An ebullient combination of musical theater and light opera in which various elements — all the way from refined classical arias to spoken dialogue and lowbrow slapstick — intermingle with wit and zest, zarzuela is probably the only musical genre to be named after a bramble bush. The first zarzuela was written for King Philip IV of Spain in 1657 and performed at his hunting lodge, La Zarzuela, which was surrounded by zarzas, or brambles. Now, L.A. Opera has finally taken the plunge into this colorful, flamboyant realm with Federico Moreno Torroba’s Luisa Fernanda, a love triangle set in 1868, in revolutionary Spain. For artistic director Plácido Domingo, it’s been a long time in coming. “I have always planned for L.A. Opera to include zarzuelas in its repertoire,” announced Domingo, who understandably has a personal affinity for the art form of his Spanish heritage.
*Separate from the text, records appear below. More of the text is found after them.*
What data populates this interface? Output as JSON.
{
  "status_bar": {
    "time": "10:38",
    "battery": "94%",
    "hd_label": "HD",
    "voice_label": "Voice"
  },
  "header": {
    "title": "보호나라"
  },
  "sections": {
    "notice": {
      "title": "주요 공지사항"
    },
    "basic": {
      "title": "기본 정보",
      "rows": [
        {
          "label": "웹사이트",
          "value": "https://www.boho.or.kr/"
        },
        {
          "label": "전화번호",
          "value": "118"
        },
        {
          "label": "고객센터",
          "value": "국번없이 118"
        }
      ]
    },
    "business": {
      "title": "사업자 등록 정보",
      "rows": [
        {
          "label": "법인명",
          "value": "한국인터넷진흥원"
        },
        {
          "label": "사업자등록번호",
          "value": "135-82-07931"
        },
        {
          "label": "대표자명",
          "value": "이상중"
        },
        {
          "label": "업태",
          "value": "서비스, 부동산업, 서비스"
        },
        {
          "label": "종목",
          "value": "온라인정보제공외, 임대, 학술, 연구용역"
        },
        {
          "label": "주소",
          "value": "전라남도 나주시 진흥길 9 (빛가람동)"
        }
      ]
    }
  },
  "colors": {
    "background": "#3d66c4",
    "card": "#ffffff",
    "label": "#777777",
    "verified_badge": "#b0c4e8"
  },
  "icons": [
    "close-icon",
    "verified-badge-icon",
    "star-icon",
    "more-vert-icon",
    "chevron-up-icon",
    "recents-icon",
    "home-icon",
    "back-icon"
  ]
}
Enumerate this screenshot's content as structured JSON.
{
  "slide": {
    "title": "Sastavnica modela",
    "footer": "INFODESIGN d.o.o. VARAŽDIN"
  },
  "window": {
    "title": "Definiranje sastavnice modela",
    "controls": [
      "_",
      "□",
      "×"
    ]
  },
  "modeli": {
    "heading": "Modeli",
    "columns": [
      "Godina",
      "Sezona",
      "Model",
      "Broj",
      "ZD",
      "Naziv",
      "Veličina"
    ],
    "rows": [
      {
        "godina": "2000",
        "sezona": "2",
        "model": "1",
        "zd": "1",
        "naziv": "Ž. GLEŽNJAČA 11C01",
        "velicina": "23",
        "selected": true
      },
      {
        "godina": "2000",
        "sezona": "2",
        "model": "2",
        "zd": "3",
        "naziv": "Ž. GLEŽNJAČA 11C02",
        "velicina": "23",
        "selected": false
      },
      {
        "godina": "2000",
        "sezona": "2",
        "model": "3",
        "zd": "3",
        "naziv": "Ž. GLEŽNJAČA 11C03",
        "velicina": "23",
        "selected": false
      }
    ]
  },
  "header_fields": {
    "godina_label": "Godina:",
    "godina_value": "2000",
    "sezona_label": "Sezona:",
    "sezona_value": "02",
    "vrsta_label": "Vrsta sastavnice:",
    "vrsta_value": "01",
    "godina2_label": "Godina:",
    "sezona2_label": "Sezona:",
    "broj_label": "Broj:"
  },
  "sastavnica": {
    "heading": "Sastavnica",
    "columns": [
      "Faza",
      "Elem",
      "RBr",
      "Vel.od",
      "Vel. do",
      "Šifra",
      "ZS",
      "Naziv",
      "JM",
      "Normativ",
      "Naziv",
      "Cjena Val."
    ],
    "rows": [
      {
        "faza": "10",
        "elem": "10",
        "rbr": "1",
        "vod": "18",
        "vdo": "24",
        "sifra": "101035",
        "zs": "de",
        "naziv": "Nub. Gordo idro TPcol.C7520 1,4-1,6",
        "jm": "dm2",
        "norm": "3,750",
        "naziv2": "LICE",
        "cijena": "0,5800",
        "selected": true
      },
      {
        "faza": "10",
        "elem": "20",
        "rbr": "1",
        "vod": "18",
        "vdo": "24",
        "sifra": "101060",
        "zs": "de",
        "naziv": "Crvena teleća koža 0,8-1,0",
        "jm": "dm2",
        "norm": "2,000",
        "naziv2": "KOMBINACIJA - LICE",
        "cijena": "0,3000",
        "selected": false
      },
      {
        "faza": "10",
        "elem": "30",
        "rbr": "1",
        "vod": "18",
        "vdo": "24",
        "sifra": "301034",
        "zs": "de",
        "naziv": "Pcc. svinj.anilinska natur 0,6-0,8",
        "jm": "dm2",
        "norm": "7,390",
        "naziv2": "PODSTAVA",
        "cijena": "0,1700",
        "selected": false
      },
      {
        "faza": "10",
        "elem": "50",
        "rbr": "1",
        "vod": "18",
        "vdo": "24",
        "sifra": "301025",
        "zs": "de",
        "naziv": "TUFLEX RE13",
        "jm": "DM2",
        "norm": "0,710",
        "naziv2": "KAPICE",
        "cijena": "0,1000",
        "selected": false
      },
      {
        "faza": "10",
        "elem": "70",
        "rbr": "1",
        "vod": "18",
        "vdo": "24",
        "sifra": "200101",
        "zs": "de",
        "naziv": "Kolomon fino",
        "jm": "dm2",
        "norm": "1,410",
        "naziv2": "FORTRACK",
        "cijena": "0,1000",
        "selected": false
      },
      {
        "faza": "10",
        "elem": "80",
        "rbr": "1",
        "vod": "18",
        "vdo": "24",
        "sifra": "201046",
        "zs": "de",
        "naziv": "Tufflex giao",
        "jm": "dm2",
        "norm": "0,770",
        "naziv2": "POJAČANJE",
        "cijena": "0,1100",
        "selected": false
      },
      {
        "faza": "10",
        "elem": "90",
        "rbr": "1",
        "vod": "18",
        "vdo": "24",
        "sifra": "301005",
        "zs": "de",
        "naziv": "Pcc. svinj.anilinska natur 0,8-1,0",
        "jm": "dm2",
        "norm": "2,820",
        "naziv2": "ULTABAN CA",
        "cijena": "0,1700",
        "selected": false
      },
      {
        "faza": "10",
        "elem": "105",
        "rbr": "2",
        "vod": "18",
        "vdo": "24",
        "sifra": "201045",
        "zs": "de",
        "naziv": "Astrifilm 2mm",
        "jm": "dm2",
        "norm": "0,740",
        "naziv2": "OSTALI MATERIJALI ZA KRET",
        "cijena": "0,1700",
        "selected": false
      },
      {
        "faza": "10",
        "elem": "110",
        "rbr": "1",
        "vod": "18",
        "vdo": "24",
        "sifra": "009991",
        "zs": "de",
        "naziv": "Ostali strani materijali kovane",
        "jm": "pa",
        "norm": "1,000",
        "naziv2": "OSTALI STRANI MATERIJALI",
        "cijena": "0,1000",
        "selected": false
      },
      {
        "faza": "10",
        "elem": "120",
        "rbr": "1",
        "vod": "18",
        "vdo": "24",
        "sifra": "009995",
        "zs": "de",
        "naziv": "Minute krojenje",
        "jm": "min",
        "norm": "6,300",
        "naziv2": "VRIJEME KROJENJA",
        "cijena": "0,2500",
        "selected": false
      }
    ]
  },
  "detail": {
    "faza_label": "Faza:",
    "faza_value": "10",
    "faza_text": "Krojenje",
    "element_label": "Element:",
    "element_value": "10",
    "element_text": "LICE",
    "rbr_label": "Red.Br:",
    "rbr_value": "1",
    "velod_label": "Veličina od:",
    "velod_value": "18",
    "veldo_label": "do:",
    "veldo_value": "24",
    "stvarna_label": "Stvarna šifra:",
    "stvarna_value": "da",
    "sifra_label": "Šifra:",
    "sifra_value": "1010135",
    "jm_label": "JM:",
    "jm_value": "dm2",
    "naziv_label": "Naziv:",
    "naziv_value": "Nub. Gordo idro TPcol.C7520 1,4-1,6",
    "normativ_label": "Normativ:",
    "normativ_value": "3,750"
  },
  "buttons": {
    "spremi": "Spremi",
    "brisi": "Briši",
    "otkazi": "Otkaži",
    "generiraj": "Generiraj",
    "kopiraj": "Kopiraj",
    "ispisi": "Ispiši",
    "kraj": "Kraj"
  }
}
He stars as wealthy landowner Vidal Hernando, a role his father often performed in the family’s zarzuela company. Maria José Montiel stars in the title role, with Antonio Gandia as her fiancé, Javier. Directed by Emilio Sagi, conducted by zarzuela master Miguel Roa. Music Center, Dorothy Chandler Pavilion, 135 N. Grand Ave., dwntwn.; Sat.-Sun., June 9-10, 2 p.m.; Tues., Thurs. & Sat., June 12, 14 & 16, 7:30 p.m. (213) 972-8001 or www.laopera.com.

LA Weekly